It's also in this lobe that there is an area that's related to the understanding of language, which makes sense because this concerns hearing. And how do we get language? Through hearing.
Wernicke's Area is located near the occipital lobe and this is related to creating meaning and understanding out of language.
This is named for the German neurologist, Carl Wernicke, who studied patients that had damage to this area of their brain. Wernicke noticed a certain kind of aphasia, which is to say that when they would hear the language being spoken they would take it in, but they couldn't create any kind of understanding or meaning out of it. So if somebody told you something like say the word "chair," you might have heard those sounds that came in (e.g., "ch air"), but you couldn't understand what that word actually means.
This is used in conjunction with Broca's area in the frontal lobe to create a sort of language pathway in the brain. So this goes from understanding in the temporal lobe and creating meaning, that passive language, all the way to active language production in the frontal lobe; and that's Broca's area.
The occipital lobe is located right at the back of the brain and is related to seeing and understanding visual information. It's connected to the eyes via the optic nerve, and so there's a sort of visual pathway going from our eyes directly to this area of the brain.
The important area to remember is the primary visual area, which is the area that's located at the very back of the occipital lobe. This area is related to processing all of that visual information. People with damage to this area of the brain, the primary visual area, can have all different sorts of agnosia, which is a different form of aphasia; agnosia has to do a vision in particular.
Agnosia means that a person is able to see an object, but they can't recognize it. So they take in the information, but they can't process it and make meaning out of it.
Visual agnosia is a situation where there's damage to the left occipital lobe. Samantha has damage to her left occipital lobe. She can describe what she sees and can create some kind of visual information, but she cannot create meaning out of it.
When Samantha sees a chair, she describes long, straight legs and a flat surface on the top, but she is unable to put those pieces together to say it's a chair.

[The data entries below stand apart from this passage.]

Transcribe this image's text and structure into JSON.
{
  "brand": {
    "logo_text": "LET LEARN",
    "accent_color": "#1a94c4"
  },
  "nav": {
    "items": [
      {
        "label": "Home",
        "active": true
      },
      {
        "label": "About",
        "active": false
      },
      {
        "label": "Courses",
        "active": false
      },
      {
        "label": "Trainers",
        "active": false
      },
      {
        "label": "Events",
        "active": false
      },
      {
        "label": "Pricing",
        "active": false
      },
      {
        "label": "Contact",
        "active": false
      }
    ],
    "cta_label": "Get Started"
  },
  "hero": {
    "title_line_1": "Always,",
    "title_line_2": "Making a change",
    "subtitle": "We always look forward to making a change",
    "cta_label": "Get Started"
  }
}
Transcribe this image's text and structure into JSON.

People can also have facial agnosia or prosopagnosia, which means they cannot recognize people by sight. They are unable to identify a person even if it is a close family member. However, if there's some kind of auditory recognition when the person speaks, they can automatically recognize them. Why is that? Because the area of the brain involving auditory recognition has not been damaged.

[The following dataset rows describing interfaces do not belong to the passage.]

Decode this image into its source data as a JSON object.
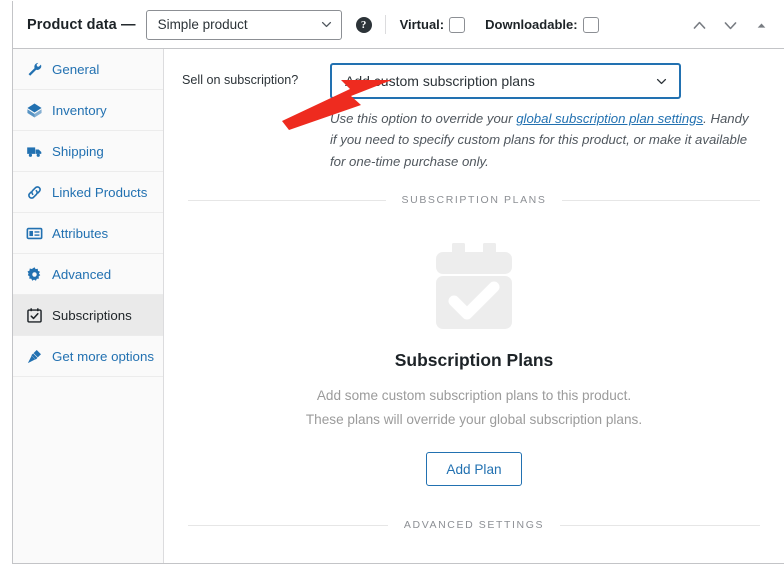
{
  "header": {
    "title": "Product data —",
    "product_type": "Simple product",
    "help_icon": "help-circle-icon",
    "virtual_label": "Virtual:",
    "virtual_checked": false,
    "downloadable_label": "Downloadable:",
    "downloadable_checked": false,
    "actions": [
      {
        "name": "move-up-icon",
        "glyph": "chevron-up"
      },
      {
        "name": "move-down-icon",
        "glyph": "chevron-down"
      },
      {
        "name": "toggle-panel-icon",
        "glyph": "triangle-up"
      }
    ]
  },
  "sidebar": {
    "items": [
      {
        "label": "General",
        "icon": "wrench-icon",
        "active": false
      },
      {
        "label": "Inventory",
        "icon": "box-icon",
        "active": false
      },
      {
        "label": "Shipping",
        "icon": "truck-icon",
        "active": false
      },
      {
        "label": "Linked Products",
        "icon": "link-icon",
        "active": false
      },
      {
        "label": "Attributes",
        "icon": "form-card-icon",
        "active": false
      },
      {
        "label": "Advanced",
        "icon": "gear-icon",
        "active": false
      },
      {
        "label": "Subscriptions",
        "icon": "calendar-check-icon",
        "active": true
      },
      {
        "label": "Get more options",
        "icon": "plug-icon",
        "active": false
      }
    ]
  },
  "main": {
    "field": {
      "label": "Sell on subscription?",
      "selected_option": "Add custom subscription plans",
      "description_part1": "Use this option to override your ",
      "description_link": "global subscription plan settings",
      "description_part2": ". Handy if you need to specify custom plans for this product, or make it available for one-time purchase only."
    },
    "section_plans_label": "SUBSCRIPTION PLANS",
    "empty_state": {
      "icon": "calendar-check-illustration",
      "title": "Subscription Plans",
      "line1": "Add some custom subscription plans to this product.",
      "line2": "These plans will override your global subscription plans.",
      "button_label": "Add Plan"
    },
    "section_advanced_label": "ADVANCED SETTINGS"
  },
  "annotation": {
    "arrow": "red-pointer-arrow",
    "color": "#ee2b1f"
  },
  "colors": {
    "link": "#2271b1",
    "accent": "#2271b1",
    "text": "#1d2327",
    "muted": "#9b9b9b",
    "border": "#c3c4c7",
    "sidebar_bg": "#fafafa",
    "active_tab_bg": "#eaeaea"
  }
}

This tutorial discussed the parietal lobe, which is responsible for touch and pressure. The temporal lobe is associated with hearing, and Wernicke's Area handles language. Finally, the occipital lobe processes visual information.

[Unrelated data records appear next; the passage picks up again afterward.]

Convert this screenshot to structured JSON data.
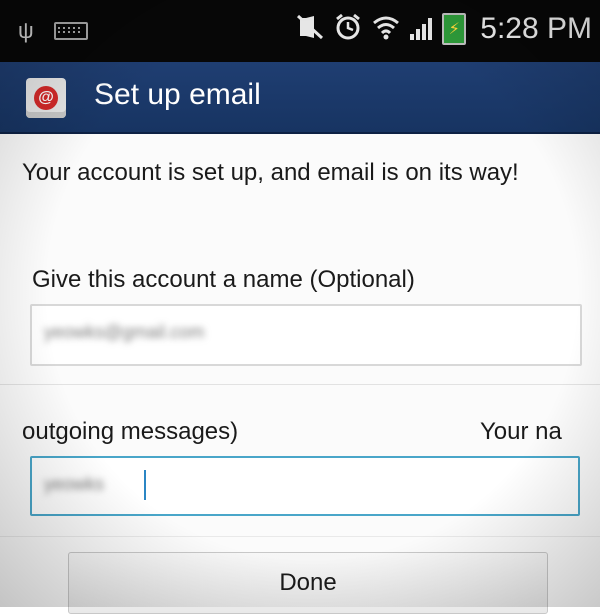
{
  "status_bar": {
    "time": "5:28 PM",
    "icons": [
      "usb-icon",
      "keyboard-icon",
      "mute-icon",
      "alarm-icon",
      "wifi-icon",
      "signal-icon",
      "battery-charging-icon"
    ],
    "colors": {
      "background": "#070707",
      "battery": "#2e9b3a"
    }
  },
  "app_bar": {
    "title": "Set up email",
    "icon": "email-app-icon",
    "colors": {
      "background": "#1f3e72"
    }
  },
  "main": {
    "message": "Your account is set up, and email is on its way!",
    "account_name_label": "Give this account a name (Optional)",
    "account_name_value": "yeowks@gmail.com",
    "outgoing_label": "outgoing messages)",
    "your_name_label": "Your na",
    "your_name_value": "yeowks",
    "done_label": "Done"
  },
  "colors": {
    "focus_border": "#49a6c9"
  }
}
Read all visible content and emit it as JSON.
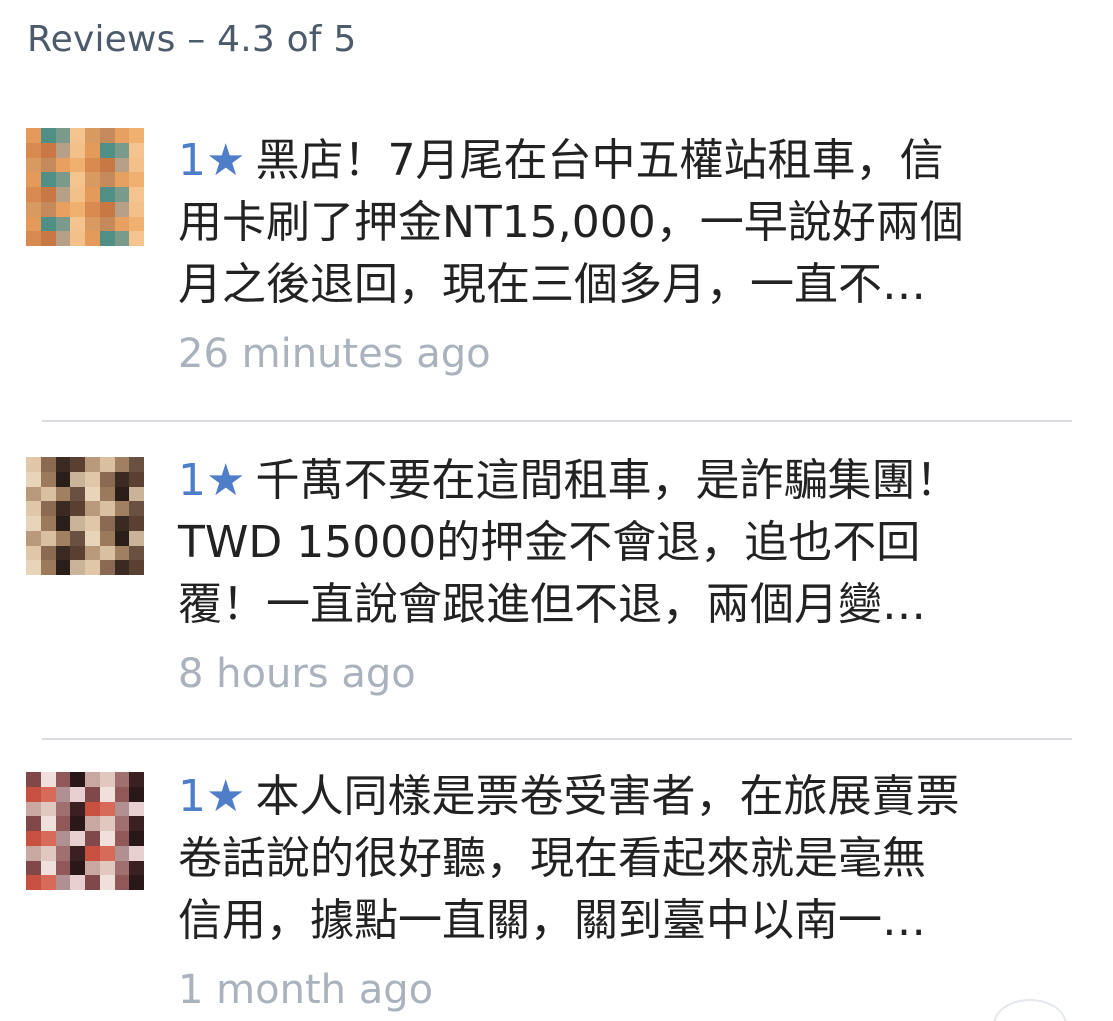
{
  "header": {
    "title": "Reviews – 4.3 of 5"
  },
  "reviews": [
    {
      "rating_label": "1★",
      "lines": [
        "黑店！7月尾在台中五權站租車，信",
        "用卡刷了押金NT15,000，一早說好兩個",
        "月之後退回，現在三個多月，一直不…"
      ],
      "time": "26 minutes ago"
    },
    {
      "rating_label": "1★",
      "lines": [
        "千萬不要在這間租車，是詐騙集團！",
        "TWD 15000的押金不會退，追也不回",
        "覆！一直說會跟進但不退，兩個月變…"
      ],
      "time": "8 hours ago"
    },
    {
      "rating_label": "1★",
      "lines": [
        "本人同樣是票卷受害者，在旅展賣票",
        "卷話說的很好聽，現在看起來就是毫無",
        "信用，據點一直關，關到臺中以南一…"
      ],
      "time": "1 month ago"
    }
  ],
  "colors": {
    "header": "#4b5b6b",
    "star": "#4f7ec8",
    "text": "#222222",
    "time": "#a9b2bd",
    "divider": "#dadde2"
  }
}
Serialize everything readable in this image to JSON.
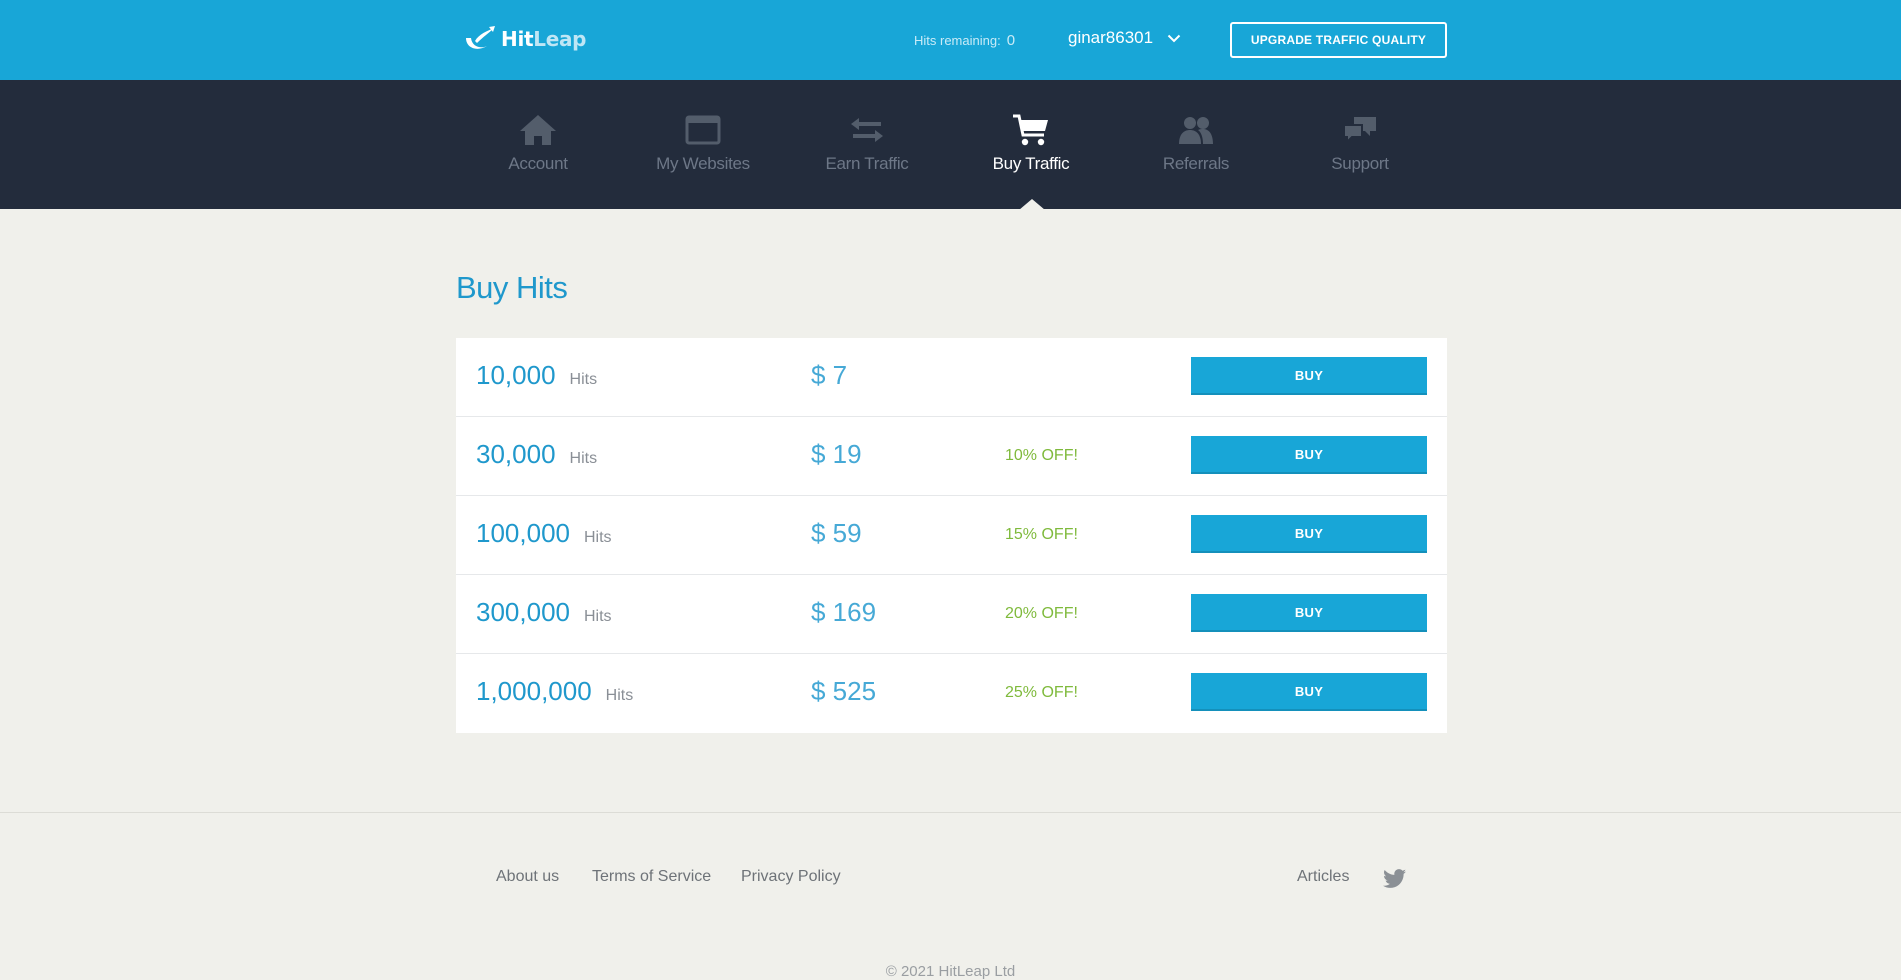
{
  "app": {
    "logo_part1": "Hit",
    "logo_part2": "Leap"
  },
  "header": {
    "hits_remaining_label": "Hits remaining:",
    "hits_remaining_value": "0",
    "username": "ginar86301",
    "upgrade_label": "UPGRADE TRAFFIC QUALITY"
  },
  "nav": {
    "items": [
      {
        "label": "Account",
        "icon": "home-icon"
      },
      {
        "label": "My Websites",
        "icon": "browser-window-icon"
      },
      {
        "label": "Earn Traffic",
        "icon": "exchange-arrows-icon"
      },
      {
        "label": "Buy Traffic",
        "icon": "shopping-cart-icon",
        "active": true
      },
      {
        "label": "Referrals",
        "icon": "users-icon"
      },
      {
        "label": "Support",
        "icon": "chat-bubbles-icon"
      }
    ]
  },
  "main": {
    "title": "Buy Hits",
    "packages": [
      {
        "hits": "10,000",
        "unit": "Hits",
        "price": "$ 7",
        "discount": "",
        "button": "BUY"
      },
      {
        "hits": "30,000",
        "unit": "Hits",
        "price": "$ 19",
        "discount": "10% OFF!",
        "button": "BUY"
      },
      {
        "hits": "100,000",
        "unit": "Hits",
        "price": "$ 59",
        "discount": "15% OFF!",
        "button": "BUY"
      },
      {
        "hits": "300,000",
        "unit": "Hits",
        "price": "$ 169",
        "discount": "20% OFF!",
        "button": "BUY"
      },
      {
        "hits": "1,000,000",
        "unit": "Hits",
        "price": "$ 525",
        "discount": "25% OFF!",
        "button": "BUY"
      }
    ]
  },
  "footer": {
    "about": "About us",
    "terms": "Terms of Service",
    "privacy": "Privacy Policy",
    "articles": "Articles",
    "twitter_icon": "twitter-icon",
    "copyright": "© 2021 HitLeap Ltd"
  },
  "colors": {
    "header_bg": "#18a6d7",
    "nav_bg": "#232c3c",
    "page_bg": "#f0f0eb",
    "accent": "#1f98cc",
    "discount": "#7fba3c"
  }
}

Source: This work is adapted from Sophia author Erick Taggart.
When a person has damage to the left occipital lobe and can describe what they see but not say what it is, or cannot create meaning out of the visual information.
The part of the cerebral cortex related to the processing of visual information and seeing.
The area at top of the temporal lobe near primary motor/somatosensory cortices related to hearing and language understanding.
The part of the cerebral cortex located on side of brain, related to the processing of hearing.
The area near occipital lobe related to creating meaning and understanding language.